ASSIGNED TASK
A single number is required: how many lines in the data below contain "stem".

[EXTRACTED INFORMATION — start]

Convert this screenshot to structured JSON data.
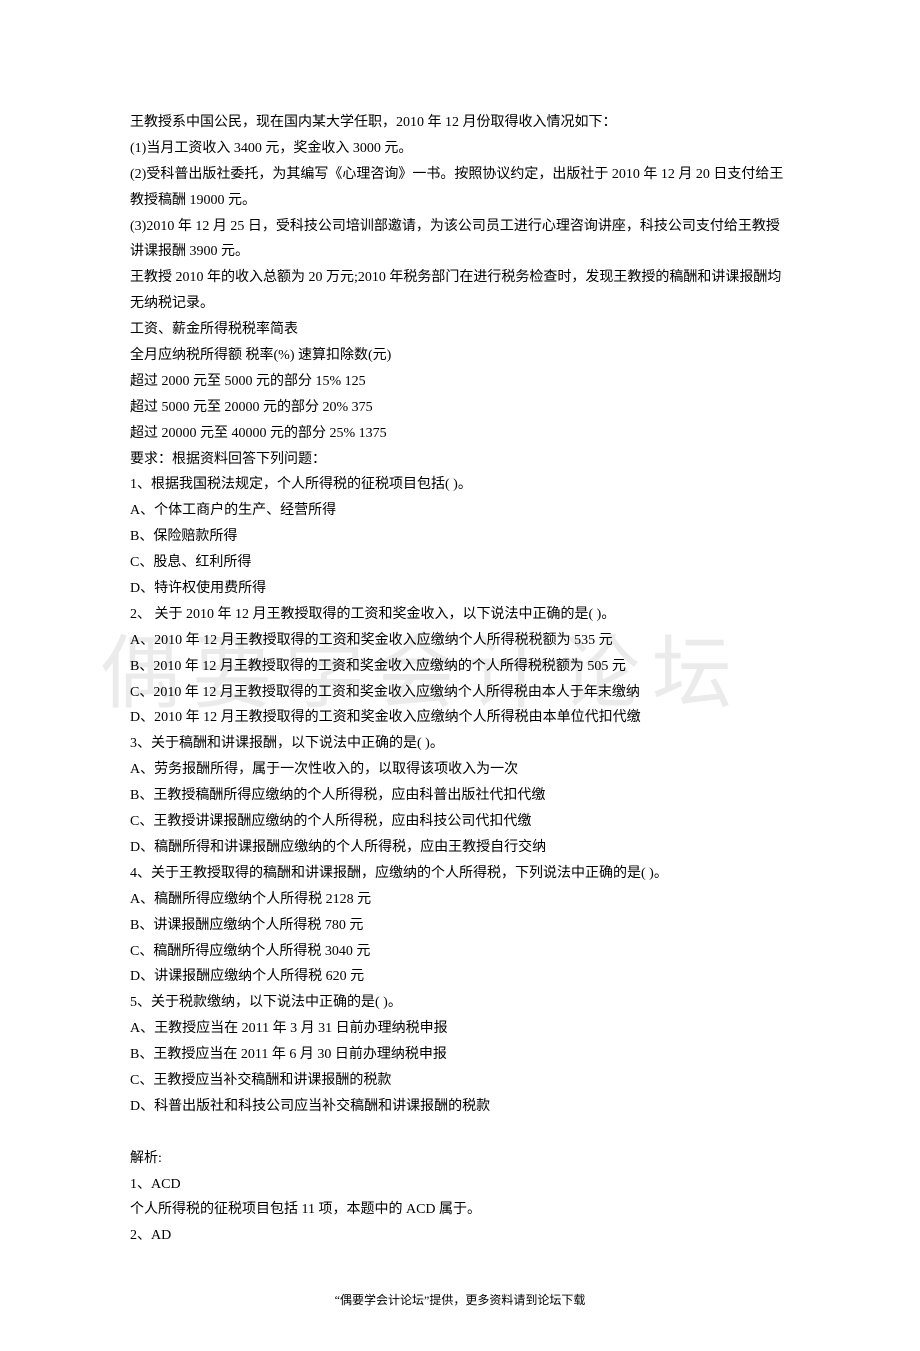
{
  "watermark": "偶要学会计论坛",
  "intro": [
    "王教授系中国公民，现在国内某大学任职，2010 年 12 月份取得收入情况如下：",
    "(1)当月工资收入 3400 元，奖金收入 3000 元。",
    "(2)受科普出版社委托，为其编写《心理咨询》一书。按照协议约定，出版社于 2010 年 12 月 20 日支付给王教授稿酬 19000 元。",
    "(3)2010 年 12 月 25 日，受科技公司培训部邀请，为该公司员工进行心理咨询讲座，科技公司支付给王教授讲课报酬 3900 元。",
    "王教授 2010 年的收入总额为 20 万元;2010 年税务部门在进行税务检查时，发现王教授的稿酬和讲课报酬均无纳税记录。",
    "工资、薪金所得税税率简表",
    "全月应纳税所得额  税率(%)  速算扣除数(元)",
    "超过 2000 元至 5000 元的部分  15% 125",
    "超过 5000 元至 20000 元的部分  20% 375",
    "超过 20000 元至 40000 元的部分  25% 1375",
    "要求：根据资料回答下列问题："
  ],
  "questions": [
    {
      "stem": "1、根据我国税法规定，个人所得税的征税项目包括( )。",
      "options": [
        "A、个体工商户的生产、经营所得",
        "B、保险赔款所得",
        "C、股息、红利所得",
        "D、特许权使用费所得"
      ]
    },
    {
      "stem": "2、 关于 2010 年 12 月王教授取得的工资和奖金收入，以下说法中正确的是( )。",
      "options": [
        "A、2010 年 12 月王教授取得的工资和奖金收入应缴纳个人所得税税额为 535 元",
        "B、2010 年 12 月王教授取得的工资和奖金收入应缴纳的个人所得税税额为 505 元",
        "C、2010 年 12 月王教授取得的工资和奖金收入应缴纳个人所得税由本人于年末缴纳",
        "D、2010 年 12 月王教授取得的工资和奖金收入应缴纳个人所得税由本单位代扣代缴"
      ]
    },
    {
      "stem": "3、关于稿酬和讲课报酬，以下说法中正确的是( )。",
      "options": [
        "A、劳务报酬所得，属于一次性收入的，以取得该项收入为一次",
        "B、王教授稿酬所得应缴纳的个人所得税，应由科普出版社代扣代缴",
        "C、王教授讲课报酬应缴纳的个人所得税，应由科技公司代扣代缴",
        "D、稿酬所得和讲课报酬应缴纳的个人所得税，应由王教授自行交纳"
      ]
    },
    {
      "stem": "4、关于王教授取得的稿酬和讲课报酬，应缴纳的个人所得税，下列说法中正确的是( )。",
      "options": [
        "A、稿酬所得应缴纳个人所得税 2128 元",
        "B、讲课报酬应缴纳个人所得税 780 元",
        "C、稿酬所得应缴纳个人所得税 3040 元",
        "D、讲课报酬应缴纳个人所得税 620 元"
      ]
    },
    {
      "stem": "5、关于税款缴纳，以下说法中正确的是( )。",
      "options": [
        "A、王教授应当在 2011 年 3 月 31 日前办理纳税申报",
        "B、王教授应当在 2011 年 6 月 30 日前办理纳税申报",
        "C、王教授应当补交稿酬和讲课报酬的税款",
        "D、科普出版社和科技公司应当补交稿酬和讲课报酬的税款"
      ]
    }
  ],
  "analysis_heading": "解析:",
  "analysis": [
    "1、ACD",
    "个人所得税的征税项目包括 11 项，本题中的 ACD 属于。",
    "2、AD"
  ],
  "footer": "“偶要学会计论坛”提供，更多资料请到论坛下载"
}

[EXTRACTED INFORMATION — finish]

EXPECTED OUTPUT
5